◆ Extracted records:
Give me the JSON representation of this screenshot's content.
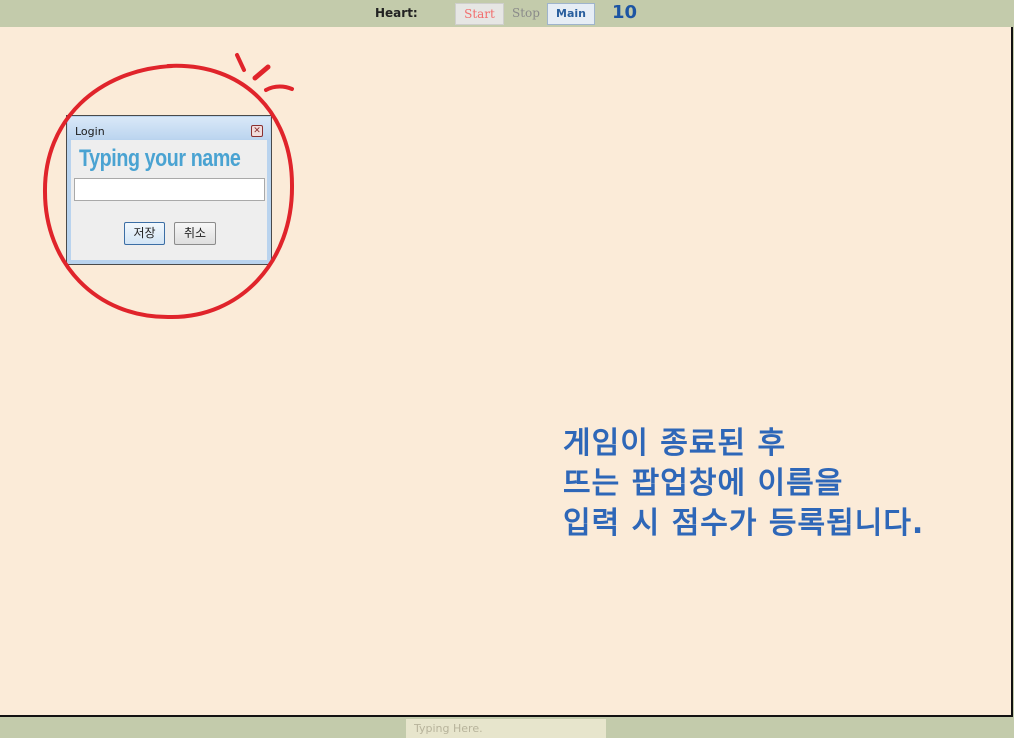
{
  "topbar": {
    "heart_label": "Heart:",
    "start_label": "Start",
    "stop_label": "Stop",
    "main_label": "Main",
    "score": "10"
  },
  "login_dialog": {
    "title": "Login",
    "close_glyph": "✕",
    "heading": "Typing your name",
    "name_value": "",
    "save_label": "저장",
    "cancel_label": "취소"
  },
  "instruction": {
    "line1": "게임이 종료된 후",
    "line2": "뜨는 팝업창에 이름을",
    "line3": "입력 시 점수가 등록됩니다."
  },
  "bottombar": {
    "typing_placeholder": "Typing Here."
  },
  "colors": {
    "bar_background": "#c3cbab",
    "game_background": "#fbebd8",
    "annotation_red": "#e0242b",
    "instruction_blue": "#2e67b8",
    "score_blue": "#1d55a3",
    "heading_blue": "#4aa3d2",
    "start_red": "#f26d6d"
  }
}
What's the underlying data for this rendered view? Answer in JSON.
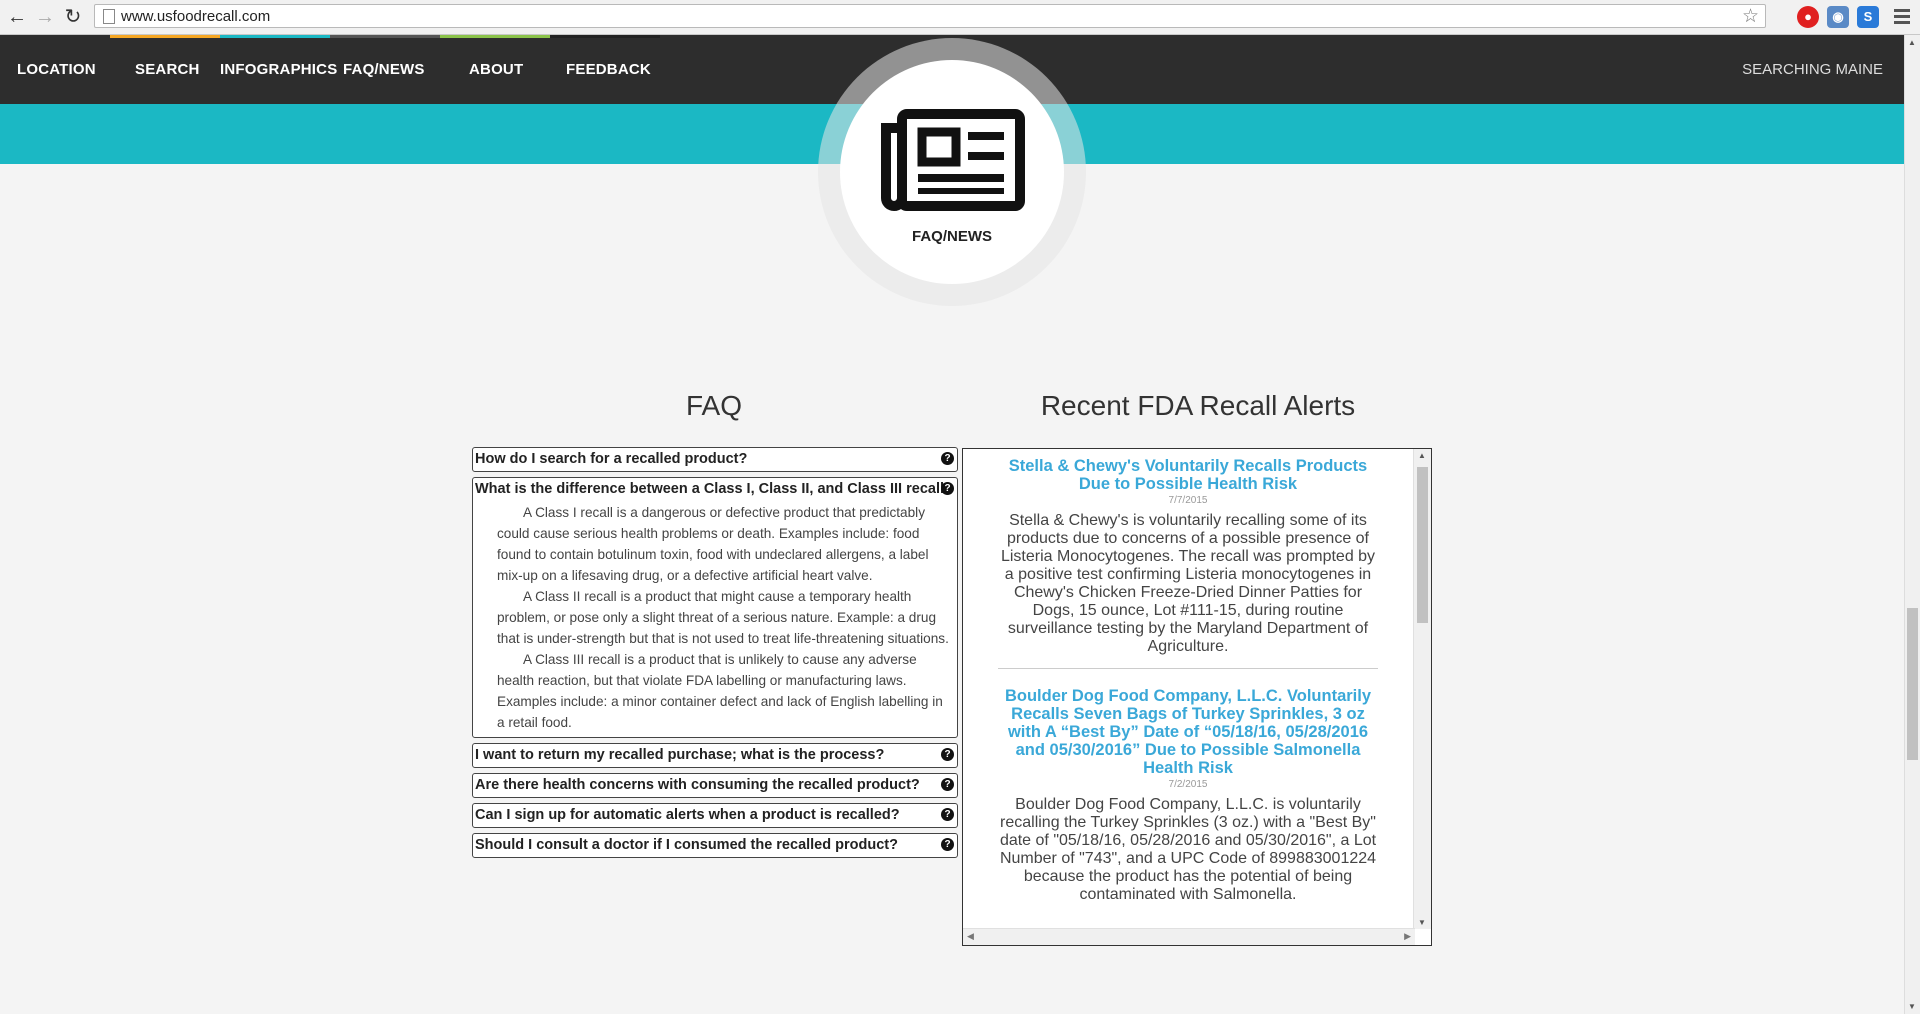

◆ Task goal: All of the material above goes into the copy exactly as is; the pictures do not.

◆ Written solution:
Give me the JSON representation of this screenshot's content.
{
  "topbar": {
    "heart_label": "Heart:",
    "start_label": "Start",
    "stop_label": "Stop",
    "main_label": "Main",
    "score": "10"
  },
  "login_dialog": {
    "title": "Login",
    "close_glyph": "✕",
    "heading": "Typing your name",
    "name_value": "",
    "save_label": "저장",
    "cancel_label": "취소"
  },
  "instruction": {
    "line1": "게임이 종료된 후",
    "line2": "뜨는 팝업창에 이름을",
    "line3": "입력 시 점수가 등록됩니다."
  },
  "bottombar": {
    "typing_placeholder": "Typing Here."
  },
  "colors": {
    "bar_background": "#c3cbab",
    "game_background": "#fbebd8",
    "annotation_red": "#e0242b",
    "instruction_blue": "#2e67b8",
    "score_blue": "#1d55a3",
    "heading_blue": "#4aa3d2",
    "start_red": "#f26d6d"
  }
}
What's the underlying data for this rendered view? Answer in JSON.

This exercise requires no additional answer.